### EXERCISE
From the entries below, report only the number of lines that contain the word "Care".

*** RECORDED INFORMATION Section Begins ***

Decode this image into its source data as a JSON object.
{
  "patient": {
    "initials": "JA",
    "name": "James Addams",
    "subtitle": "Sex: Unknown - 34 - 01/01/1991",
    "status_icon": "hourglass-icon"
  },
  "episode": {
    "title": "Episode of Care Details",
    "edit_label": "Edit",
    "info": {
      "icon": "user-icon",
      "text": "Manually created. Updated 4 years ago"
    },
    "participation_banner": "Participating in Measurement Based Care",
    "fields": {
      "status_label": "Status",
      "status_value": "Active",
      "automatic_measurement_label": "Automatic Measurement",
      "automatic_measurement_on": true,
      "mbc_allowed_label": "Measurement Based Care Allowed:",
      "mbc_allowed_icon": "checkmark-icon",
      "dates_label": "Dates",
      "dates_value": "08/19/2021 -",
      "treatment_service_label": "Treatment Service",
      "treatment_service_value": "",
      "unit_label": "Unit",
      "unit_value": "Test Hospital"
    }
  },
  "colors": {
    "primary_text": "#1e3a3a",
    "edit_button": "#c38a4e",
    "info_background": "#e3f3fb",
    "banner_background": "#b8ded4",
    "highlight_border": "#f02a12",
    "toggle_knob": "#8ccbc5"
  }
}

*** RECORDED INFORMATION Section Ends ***

### EXERCISE RESULT
3